Despite announcements relating to the provisional release of certain inmates in order to decongest prisons, Thailand’s prison population has not significantly decreased since the start of the third COVID-19 wave. According to statistics from the Department of Corrections, from 1 April to 1 July 2021 the total prison population decreased by a mere 0.2%, from 307,910 to 307,007.

We urge you to take all immediate and necessary steps, including at the policy level, to tackle the ongoing overcrowding in prisons. We welcome the Ministry’s plan to amend legislation on narcotics in a manner that would lead to the release of inmates incarcerated on minor drug-related offenses and we urge you to accelerate this amendment process.[1]

We also recall the recommendations we previously made on the conditional release of certain categories of prisoners currently detained for non-serious and/or non-violent offenses.
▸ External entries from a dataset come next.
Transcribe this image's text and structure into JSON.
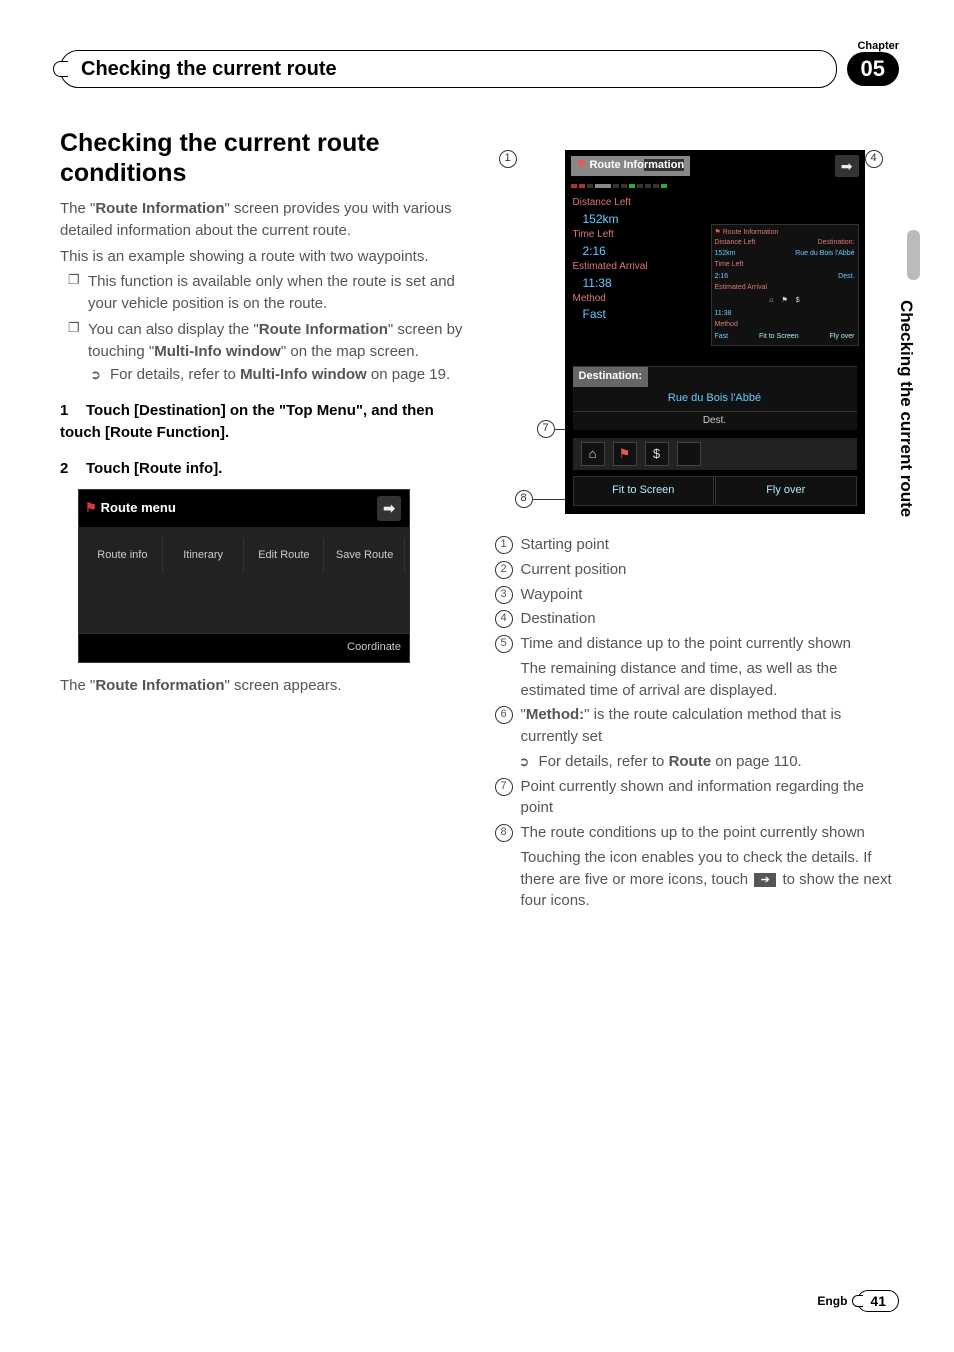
{
  "chapter_label": "Chapter",
  "chapter_num": "05",
  "header_title": "Checking the current route",
  "side_tab": "Checking the current route",
  "h1": "Checking the current route conditions",
  "intro_p1_a": "The \"",
  "intro_p1_bold": "Route Information",
  "intro_p1_b": "\" screen provides you with various detailed information about the current route.",
  "intro_p2": "This is an example showing a route with two waypoints.",
  "note1": "This function is available only when the route is set and your vehicle position is on the route.",
  "note2_a": "You can also display the \"",
  "note2_bold1": "Route Information",
  "note2_b": "\" screen by touching \"",
  "note2_bold2": "Multi-Info window",
  "note2_c": "\" on the map screen.",
  "note2_sub_a": "For details, refer to ",
  "note2_sub_bold": "Multi-Info window",
  "note2_sub_b": " on page 19.",
  "step1": "Touch [Destination] on the \"Top Menu\", and then touch [Route Function].",
  "step2": "Touch [Route info].",
  "route_menu": {
    "title": "Route menu",
    "buttons": [
      "Route info",
      "Itinerary",
      "Edit Route",
      "Save Route"
    ],
    "footer": "Coordinate"
  },
  "after_menu_a": "The \"",
  "after_menu_bold": "Route Information",
  "after_menu_b": "\" screen appears.",
  "diagram": {
    "title_a": "Route Info",
    "title_b": "rmation",
    "distance_label": "Distance Left",
    "distance_value": "152km",
    "time_label": "Time Left",
    "time_value": "2:16",
    "eta_label": "Estimated Arrival",
    "eta_value": "11:38",
    "method_label": "Method",
    "method_value": "Fast",
    "mini": {
      "title": "Route Information",
      "dist_l": "Distance Left",
      "dist_v": "152km",
      "dest_l": "Destination:",
      "dest_v": "Rue du Bois l'Abbé",
      "time_l": "Time Left",
      "time_v": "2:16",
      "dest_btn": "Dest.",
      "eta_l": "Estimated Arrival",
      "eta_v": "11:38",
      "method_l": "Method",
      "method_v": "Fast",
      "b1": "Fit to Screen",
      "b2": "Fly over"
    },
    "dest_label": "Destination:",
    "dest_value": "Rue du Bois l'Abbé",
    "dest_btn": "Dest.",
    "bottom_b1": "Fit to Screen",
    "bottom_b2": "Fly over"
  },
  "legend": {
    "i1": "Starting point",
    "i2": "Current position",
    "i3": "Waypoint",
    "i4": "Destination",
    "i5": "Time and distance up to the point currently shown",
    "i5_sub": "The remaining distance and time, as well as the estimated time of arrival are displayed.",
    "i6_a": "\"",
    "i6_bold": "Method:",
    "i6_b": "\" is the route calculation method that is currently set",
    "i6_sub_a": "For details, refer to ",
    "i6_sub_bold": "Route",
    "i6_sub_b": " on page 110.",
    "i7": "Point currently shown and information regarding the point",
    "i8": "The route conditions up to the point currently shown",
    "i8_sub_a": "Touching the icon enables you to check the details. If there are five or more icons, touch ",
    "i8_sub_b": " to show the next four icons."
  },
  "footer_lang": "Engb",
  "footer_page": "41"
}
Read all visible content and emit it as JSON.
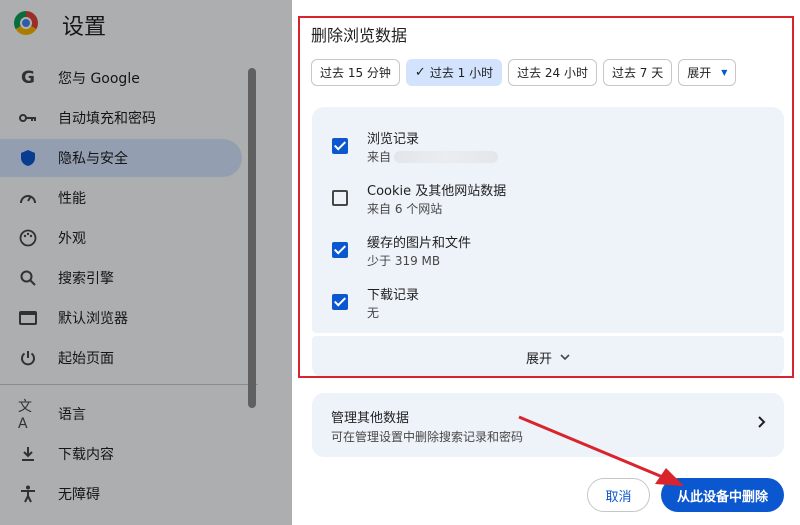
{
  "app": {
    "title": "设置"
  },
  "sidebar": {
    "items": [
      {
        "label": "您与 Google",
        "icon": "google-g-icon"
      },
      {
        "label": "自动填充和密码",
        "icon": "key-icon"
      },
      {
        "label": "隐私与安全",
        "icon": "shield-icon",
        "active": true
      },
      {
        "label": "性能",
        "icon": "speedometer-icon"
      },
      {
        "label": "外观",
        "icon": "palette-icon"
      },
      {
        "label": "搜索引擎",
        "icon": "search-icon"
      },
      {
        "label": "默认浏览器",
        "icon": "browser-window-icon"
      },
      {
        "label": "起始页面",
        "icon": "power-icon"
      },
      {
        "label": "语言",
        "icon": "translate-icon"
      },
      {
        "label": "下载内容",
        "icon": "download-icon"
      },
      {
        "label": "无障碍",
        "icon": "accessibility-icon"
      }
    ]
  },
  "dialog": {
    "title": "删除浏览数据",
    "time_ranges": [
      {
        "label": "过去 15 分钟"
      },
      {
        "label": "过去 1 小时",
        "selected": true
      },
      {
        "label": "过去 24 小时"
      },
      {
        "label": "过去 7 天"
      },
      {
        "label": "展开"
      }
    ],
    "options": [
      {
        "label": "浏览记录",
        "sub": "来自",
        "checked": true
      },
      {
        "label": "Cookie 及其他网站数据",
        "sub": "来自 6 个网站",
        "checked": false
      },
      {
        "label": "缓存的图片和文件",
        "sub": "少于 319 MB",
        "checked": true
      },
      {
        "label": "下载记录",
        "sub": "无",
        "checked": true
      }
    ],
    "expand_label": "展开",
    "manage": {
      "title": "管理其他数据",
      "subtitle": "可在管理设置中删除搜索记录和密码"
    },
    "cancel_label": "取消",
    "delete_label": "从此设备中删除"
  },
  "colors": {
    "accent": "#0b57d0",
    "selected_chip": "#d3e3fd",
    "annotation_red": "#d9232d"
  }
}
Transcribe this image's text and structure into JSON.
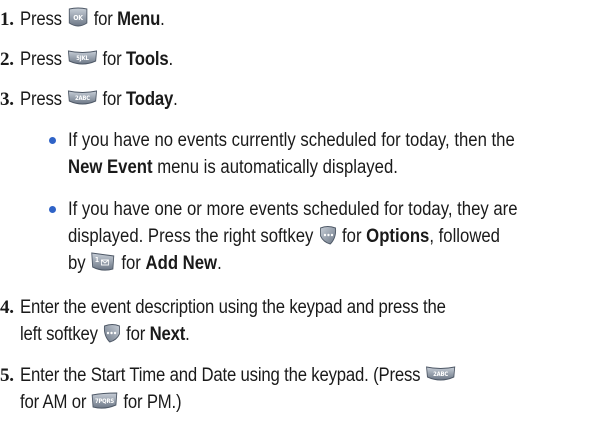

These include: prisoners over the age of 60; sick prisoners, particularly those with underlying medical conditions; prisoners awaiting trial; prisoners sentenced to terms of up to two years; prisoners with one year or less left to serve; prisoners detained for immigration offenses; pregnant women; and those detained without sufficient legal basis. Those released may be subjected to appropriate non-custodial measures, in accordance with the Standard Minimum Rules for Non-custodial Measures (the “Tokyo Rules”).

Ongoing reports of many prisoners who test positive for COVID-19 raise concern over the seriously inadequate detention conditions, prevention measures, and medical care during the escalating COVID-19 outbreaks.

We welcome the various urgent measures – such as testing, quarantines, and transfer of certain infected inmates to medical facilities outside prisons – introduced by the Department of Corrections to control the further spread of the virus in correctional facilities since the latest rise of COVID-19 infections in prisons, and a testing as well as a 14-day quarantine requirement for released prisoners.

However, these measures do not go far enough to prevent further outbreaks of COVID-19 in correctional facilities. Since they are at high risk of contagion, authorities should accelerate the COVID-19 vaccine rollout across all prisons. Prisoners who have tested positive for the virus must have access to appropriate medical care and treatment equal to the general public, without discrimination and undue delay.

In addition, for those who remain detained, the Department of Corrections must ensure that prison conditions continue to adhere to international standards, in particular, the UN Standard Minimum Rules for the Treatment of Prisoners (the “Nelson Mandela Rules”) and the Rules for the Treatment of Women Prisoners and Non-custodial Measures for Women Offenders (the “Bangkok Rules”). Adherence to such standards is vital during the pandemic, particularly with respect to sufficient space and ventilation, adequate sanitary facilities for personal hygiene, and healthcare, including gender-specific healthcare.

Lastly, the Department of Corrections should provide inmates, prison staff, and the general population with accurate and timely information about the COVID-19 situation in all correctional facilities in a transparent manner.

Thank you for your attention to this very important matter.

Sincerely yours,

ASEAN Parliamentarians for Human Rights (APHR)
International Federation for Human Rights (FIDH)
Fortify Rights
Human Rights Watch (HRW)
Union for Civil Liberty (UCL)
Manushya Foundation
Thai Lawyers for Human Rights (TLHR)

[1] Channel News Asia, Covid-19: Provisional release on the cards for Thailand amid overcrowding, 26 May 2021; Prachatai, ‘Somsak’ reveals attempts to reduce prison overcrowding – ‘Department of Corrections’ is securing vaccines in June, and courts are seeking provisional release guidelines, 13 May 2021 [in Thai]

APHR logo

ASEAN Parliamentarians for Human Rights (APHR) was founded in June 2013 with the objective of promoting democracy and human rights across Southeast Asia. Our founding members include many of the region's most progressive Members of Parliament (MPs), with a proven track record of human rights advocacy work.

Social Links